#8 Pest PHP, HTTPS with a local Docker setup, and more

Welcome to the 8th Andy's Web Dev Tips newsletter! Here's a few things from this week:

Introducing Pest PHP

Do you write unit tests in your PHP projects? If you do, you've likely heard of PhpUnit. Its basically the testing library for PHP. Offering all kinds of methods for asserting that your code actually does what you think it does and even coming bundled in Laravel by default. However, it can be a little verbose when creating even a simple test.

@enunomaduro thought the same thing, and ended up creating a brand-new testing library called PestPHP. Its fundamental goal is simplicity, and I think it perfectly achieves that. As someone who was originally hesitant about writing tests because of the complex appearance, I’m hoping this opens up more developers to get into testing their PHP code.

Enabling HTTPS on your local Docker dev environment

If you haven’t come across it yet, I release a new video this week that details how to create a self-signed SSL certificate and use it to enable HTTPS on a local Docker Nginx dev environment. It’s a pretty short tutorial (around 15 minutes), but it’s the combined effort of a few hours of work earlier this month. I’ve spent that time struggling with getting HTTPS enabled so you don’t have to!

A simple Laravel whereDate() tip

@barryvdh over on Twitter shared the screenshot below of a quick Laravel tip he discovered. When using whereDate() in Laravel, you’re unable to to use an index, since it’s a MySQL date column. In order to get around that, you can use a comparison operator (<, >, <=, >=) or a between statement instead. To simplify this even more and keep your code DRY, you can add that functionality to a custom scope and reuse it across any of your Eloquent models.

Automatically generate your Vue Router configuration

Marcus Oberlehner came out with an article recently that talked about a useful Vue plugin called vue-auto-routing. What it essentially does is monitor your Vue components and how they fit together, and then build your Vue Router configuration around them.

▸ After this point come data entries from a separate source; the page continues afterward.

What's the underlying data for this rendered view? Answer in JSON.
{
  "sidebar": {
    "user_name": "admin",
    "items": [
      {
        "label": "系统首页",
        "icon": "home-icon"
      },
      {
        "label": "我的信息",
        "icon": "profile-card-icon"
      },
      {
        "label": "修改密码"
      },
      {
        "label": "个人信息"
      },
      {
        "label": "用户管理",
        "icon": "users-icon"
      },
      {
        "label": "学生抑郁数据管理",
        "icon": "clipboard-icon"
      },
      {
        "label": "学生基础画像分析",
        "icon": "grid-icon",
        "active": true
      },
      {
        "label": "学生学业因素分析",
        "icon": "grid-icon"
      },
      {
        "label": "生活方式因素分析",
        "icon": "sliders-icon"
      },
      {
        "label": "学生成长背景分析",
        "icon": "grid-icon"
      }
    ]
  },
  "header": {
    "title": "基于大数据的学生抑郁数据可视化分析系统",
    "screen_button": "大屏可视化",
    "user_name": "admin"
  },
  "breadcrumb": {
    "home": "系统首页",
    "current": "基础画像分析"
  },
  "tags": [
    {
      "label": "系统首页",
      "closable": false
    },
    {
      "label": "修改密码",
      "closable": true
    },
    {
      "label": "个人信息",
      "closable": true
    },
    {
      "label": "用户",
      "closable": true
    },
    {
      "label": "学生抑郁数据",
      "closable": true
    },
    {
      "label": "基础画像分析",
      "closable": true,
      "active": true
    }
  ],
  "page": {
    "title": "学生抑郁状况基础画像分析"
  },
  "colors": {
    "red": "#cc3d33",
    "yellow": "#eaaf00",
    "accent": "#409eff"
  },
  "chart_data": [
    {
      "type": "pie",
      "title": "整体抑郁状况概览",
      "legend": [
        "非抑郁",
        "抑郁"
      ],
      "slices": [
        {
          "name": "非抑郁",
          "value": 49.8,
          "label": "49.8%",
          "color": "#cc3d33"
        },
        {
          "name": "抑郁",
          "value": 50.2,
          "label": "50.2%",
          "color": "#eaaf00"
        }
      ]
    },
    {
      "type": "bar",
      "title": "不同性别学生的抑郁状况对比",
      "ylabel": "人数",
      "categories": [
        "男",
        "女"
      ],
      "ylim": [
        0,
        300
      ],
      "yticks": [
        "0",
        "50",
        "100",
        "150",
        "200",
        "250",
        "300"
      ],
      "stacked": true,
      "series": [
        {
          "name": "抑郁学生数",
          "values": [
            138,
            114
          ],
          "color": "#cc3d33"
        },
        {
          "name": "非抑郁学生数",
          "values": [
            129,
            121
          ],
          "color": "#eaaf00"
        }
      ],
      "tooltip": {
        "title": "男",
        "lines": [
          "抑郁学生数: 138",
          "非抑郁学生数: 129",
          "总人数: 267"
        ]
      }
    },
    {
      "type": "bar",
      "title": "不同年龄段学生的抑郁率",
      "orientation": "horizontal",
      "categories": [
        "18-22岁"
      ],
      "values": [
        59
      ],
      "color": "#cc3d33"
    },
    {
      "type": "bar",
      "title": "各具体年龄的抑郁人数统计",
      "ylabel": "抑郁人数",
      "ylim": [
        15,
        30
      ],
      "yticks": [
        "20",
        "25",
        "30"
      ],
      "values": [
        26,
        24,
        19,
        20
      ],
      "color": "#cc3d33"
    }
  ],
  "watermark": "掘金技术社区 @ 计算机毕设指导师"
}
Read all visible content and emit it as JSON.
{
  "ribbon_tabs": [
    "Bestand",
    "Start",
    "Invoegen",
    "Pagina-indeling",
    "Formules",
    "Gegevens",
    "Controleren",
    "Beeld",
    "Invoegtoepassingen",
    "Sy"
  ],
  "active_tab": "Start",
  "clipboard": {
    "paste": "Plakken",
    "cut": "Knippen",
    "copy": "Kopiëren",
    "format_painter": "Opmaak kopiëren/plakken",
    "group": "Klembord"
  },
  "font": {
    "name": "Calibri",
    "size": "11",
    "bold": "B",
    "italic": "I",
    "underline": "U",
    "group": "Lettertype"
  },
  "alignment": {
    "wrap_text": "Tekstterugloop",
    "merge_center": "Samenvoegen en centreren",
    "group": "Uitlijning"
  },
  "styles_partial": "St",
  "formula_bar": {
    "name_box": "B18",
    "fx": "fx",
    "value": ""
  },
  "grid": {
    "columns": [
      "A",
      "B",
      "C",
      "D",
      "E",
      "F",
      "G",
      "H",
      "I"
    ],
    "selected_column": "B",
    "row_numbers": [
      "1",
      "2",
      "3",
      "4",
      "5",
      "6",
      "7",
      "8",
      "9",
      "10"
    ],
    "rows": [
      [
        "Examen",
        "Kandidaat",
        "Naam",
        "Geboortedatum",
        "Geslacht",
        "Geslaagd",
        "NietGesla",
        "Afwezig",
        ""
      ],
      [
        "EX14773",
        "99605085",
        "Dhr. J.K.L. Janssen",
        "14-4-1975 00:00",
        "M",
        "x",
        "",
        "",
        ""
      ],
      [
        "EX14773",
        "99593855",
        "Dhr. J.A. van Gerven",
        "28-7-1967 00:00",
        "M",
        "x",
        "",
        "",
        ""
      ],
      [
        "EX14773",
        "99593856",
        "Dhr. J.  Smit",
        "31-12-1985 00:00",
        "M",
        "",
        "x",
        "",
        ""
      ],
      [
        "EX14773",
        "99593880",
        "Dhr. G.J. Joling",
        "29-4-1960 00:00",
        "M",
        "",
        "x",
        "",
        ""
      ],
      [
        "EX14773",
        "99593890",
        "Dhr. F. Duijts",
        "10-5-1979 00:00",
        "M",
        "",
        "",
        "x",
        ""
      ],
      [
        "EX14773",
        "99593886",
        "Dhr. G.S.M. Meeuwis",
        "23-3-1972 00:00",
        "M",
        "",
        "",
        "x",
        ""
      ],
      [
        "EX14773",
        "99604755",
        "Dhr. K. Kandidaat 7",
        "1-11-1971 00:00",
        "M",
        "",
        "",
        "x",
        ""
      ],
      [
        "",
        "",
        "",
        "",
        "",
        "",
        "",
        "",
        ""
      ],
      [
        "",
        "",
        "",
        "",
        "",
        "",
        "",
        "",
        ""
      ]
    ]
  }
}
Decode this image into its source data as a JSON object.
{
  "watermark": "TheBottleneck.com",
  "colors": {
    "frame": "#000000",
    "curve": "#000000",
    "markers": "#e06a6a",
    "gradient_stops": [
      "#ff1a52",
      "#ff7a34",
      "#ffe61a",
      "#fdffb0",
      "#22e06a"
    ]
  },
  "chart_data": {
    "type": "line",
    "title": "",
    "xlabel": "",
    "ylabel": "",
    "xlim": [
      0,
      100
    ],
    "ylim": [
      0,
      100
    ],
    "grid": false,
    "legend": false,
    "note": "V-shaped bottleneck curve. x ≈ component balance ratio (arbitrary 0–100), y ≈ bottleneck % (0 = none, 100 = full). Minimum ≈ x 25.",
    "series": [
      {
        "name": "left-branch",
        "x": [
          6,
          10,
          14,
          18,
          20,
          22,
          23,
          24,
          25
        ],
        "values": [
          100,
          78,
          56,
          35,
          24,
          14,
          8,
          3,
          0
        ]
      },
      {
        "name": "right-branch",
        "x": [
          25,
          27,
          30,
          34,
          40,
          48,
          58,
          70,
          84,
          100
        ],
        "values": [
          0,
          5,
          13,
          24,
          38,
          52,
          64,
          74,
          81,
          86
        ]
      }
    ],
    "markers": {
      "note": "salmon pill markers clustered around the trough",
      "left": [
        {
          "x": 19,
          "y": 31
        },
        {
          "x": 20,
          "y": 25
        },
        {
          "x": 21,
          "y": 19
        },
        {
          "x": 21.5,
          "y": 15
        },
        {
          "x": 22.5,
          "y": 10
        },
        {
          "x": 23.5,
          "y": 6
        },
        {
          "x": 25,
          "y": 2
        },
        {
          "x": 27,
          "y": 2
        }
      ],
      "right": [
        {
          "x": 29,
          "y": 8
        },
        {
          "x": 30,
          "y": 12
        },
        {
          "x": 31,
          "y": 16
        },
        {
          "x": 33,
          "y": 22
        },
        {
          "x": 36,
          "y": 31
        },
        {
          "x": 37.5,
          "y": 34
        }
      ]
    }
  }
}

That way, if you delete a component or add a new one, you don’t have to worry about updating your router configuration to avoid it being out of sync.

That’s it for this week! If you have any questions about the above, or have something you’d like me to check out, please feel free to let me know on Twitter.